__Provided data__
━━━

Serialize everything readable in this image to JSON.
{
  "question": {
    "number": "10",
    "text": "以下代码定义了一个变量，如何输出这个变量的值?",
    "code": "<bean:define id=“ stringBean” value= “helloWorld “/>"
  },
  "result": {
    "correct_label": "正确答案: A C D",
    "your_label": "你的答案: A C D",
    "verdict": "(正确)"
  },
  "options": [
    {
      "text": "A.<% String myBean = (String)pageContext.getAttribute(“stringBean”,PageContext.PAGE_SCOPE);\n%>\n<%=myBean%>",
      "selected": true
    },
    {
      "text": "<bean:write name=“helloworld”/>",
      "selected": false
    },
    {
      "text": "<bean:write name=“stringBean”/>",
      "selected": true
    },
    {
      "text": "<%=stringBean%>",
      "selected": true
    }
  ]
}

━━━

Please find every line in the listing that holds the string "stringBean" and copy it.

__Result of this task__
    "code": "<bean:define id=“ stringBean” value= “helloWorld “/>"
      "text": "A.<% String myBean = (String)pageContext.getAttribute(“stringBean”,PageContext.PAGE_SCOPE);\n%>\n<%=myBean%>",
      "text": "<bean:write name=“stringBean”/>",
      "text": "<%=stringBean%>",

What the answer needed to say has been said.